After graduating, she landed as a pastry cook at the Restaurant at Meadowood. It was there—ironically at the celebrated restaurant’s annual Twelve Days of Christmas series—that she met Michael Solomonov, the multiple James Beard award–winning chef behind Philadelphia’s Zahav restaurant (and a fellow Jew).
“I didn’t know about Michael before that, so I was surprised and curious about this chef in Philly that had an Israeli restaurant that [was] taking off in the mainstream community,” du Plessis remembered.
She came east to stage at Zahav, and Solomonov put her on the al ha’esh station, where she learned to break down proteins and cook them over coals. “It was exactly the experience I was craving at the time.” she recalled.
Soon du Plessis had officially moved to Philadelphia and become a sous chef in Solomonov’s restaurant group. She followed that up with a gig as the pastry chef at the tony Rittenhouse Hotel.
It was at the Rittenhouse that she first felt the spark of entrepreneurship. She was “responsible for a whole team of cooks, different menus, working with other departments, purchasing, costing, inventory.” Gaining that management experience made her consider opening her own business. But that would be down the road, when the time was right.
Then, she and Brad decided to start a family.
“I had my daughter and realized I can’t go back to the hotel,” du Plessis said. “I used to work 12 to 14 hours days. I started thinking about what else I could do. I was at a crossroads.”
In a moment of serendipity, she heard that fellow pastry chef Jessie Prawlucki, a two-time James Beard Award semifinalist, was looking for someone to sublease her bakery. The cherry on top? It was located in du Plessis’s East Passyunk neighborhood. “This was an amazing opportunity,” she thought. “I had to just do it.”
Essen Bakery opened in 2016, with a menu inspired by the meals of du Plessis’s childhood. Her flagship chocolate halva babka sells out early each day. Her rugelach, black and white cookies, and sandwiches are favorites, too. She makes challah just like her mother used to, although her version is sweeter and softer. And while du Plessis says her father may prefer his wife’s take, there are a few little old ladies in the neighborhood who love Essen’s challah (and they don’t even complain about how much bread costs these days).
Du Plessis now owns the bakery space, and recently announced plans to open an outpost on the opposite side of town—in Northern Liberties’ new Piazza Pod Park.
She credits her family with giving her the confidence to manage a team and run a business. Every Shabbat, they’d have two- to three-hour meals together as a family. “There was a lot of discourse at our table. We pushed for our opinions to be heard and I developed a lot of confidence.”
At just 4 feet 11 inches tall, Du Plessis is the exact same height as her mom, an entrepreneur who she describes as smart, capable, and confident. Likewise, du Plessis says that “anyone who meets me can tell that I’m not self-conscious about my size or being a woman.” She hopes to pass that strong spirit and work ethic on to her daughter, Lily.

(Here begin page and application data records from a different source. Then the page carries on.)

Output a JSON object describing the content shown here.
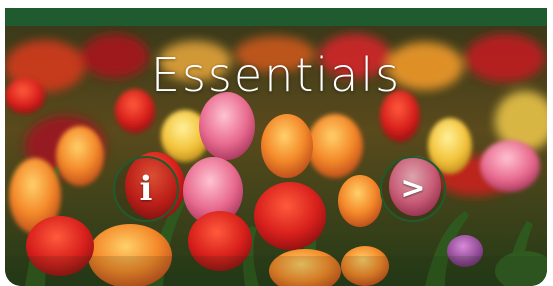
{
  "card": {
    "title": "Essentials",
    "accent_color": "#1f5b2e",
    "background_image": "tulip-field-photo"
  },
  "buttons": {
    "info": {
      "glyph": "i",
      "icon": "info-icon"
    },
    "next": {
      "glyph": ">",
      "icon": "chevron-right-icon"
    }
  }
}
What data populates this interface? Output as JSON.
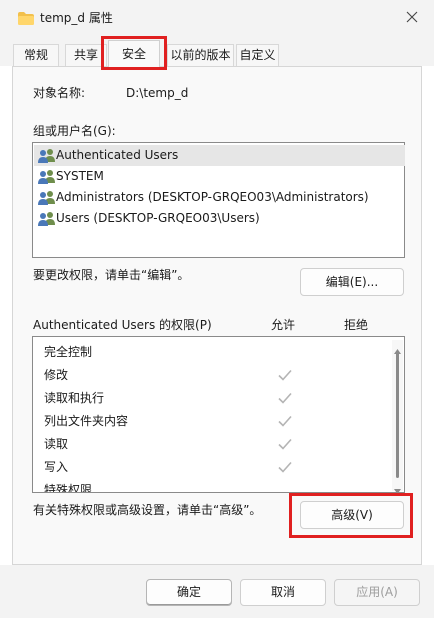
{
  "window": {
    "title": "temp_d 属性",
    "folder_icon": "folder-icon",
    "close_icon": "close-icon"
  },
  "tabs": [
    {
      "label": "常规",
      "active": false
    },
    {
      "label": "共享",
      "active": false
    },
    {
      "label": "安全",
      "active": true
    },
    {
      "label": "以前的版本",
      "active": false
    },
    {
      "label": "自定义",
      "active": false
    }
  ],
  "security": {
    "object_label": "对象名称:",
    "object_value": "D:\\temp_d",
    "group_label": "组或用户名(G):",
    "users": [
      {
        "name": "Authenticated Users",
        "selected": true
      },
      {
        "name": "SYSTEM",
        "selected": false
      },
      {
        "name": "Administrators (DESKTOP-GRQEO03\\Administrators)",
        "selected": false
      },
      {
        "name": "Users (DESKTOP-GRQEO03\\Users)",
        "selected": false
      }
    ],
    "edit_hint": "要更改权限，请单击“编辑”。",
    "edit_button": "编辑(E)...",
    "perm_label": "Authenticated Users 的权限(P)",
    "allow_header": "允许",
    "deny_header": "拒绝",
    "permissions": [
      {
        "name": "完全控制",
        "allow": false
      },
      {
        "name": "修改",
        "allow": true
      },
      {
        "name": "读取和执行",
        "allow": true
      },
      {
        "name": "列出文件夹内容",
        "allow": true
      },
      {
        "name": "读取",
        "allow": true
      },
      {
        "name": "写入",
        "allow": true
      },
      {
        "name": "特殊权限",
        "allow": false
      }
    ],
    "advanced_hint": "有关特殊权限或高级设置，请单击“高级”。",
    "advanced_button": "高级(V)"
  },
  "footer": {
    "ok": "确定",
    "cancel": "取消",
    "apply": "应用(A)"
  },
  "colors": {
    "highlight": "#e02020",
    "check": "#b4b4b4",
    "selection": "#e6e6e6"
  }
}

“It seems a little bit crazy that I opened my business when I had a six-month-old,” du Plessis said. Though it’s still hard to balance motherhood with running the bakery, she believes that Lily, who is now almost four years old, will benefit from seeing her mom follow her dream.
Before becoming a parent, du Plessis always thought opening her own place would be years down the road. “You can keep thinking that your whole life,” she said. “It’s time when it works out. This was the opportunity.”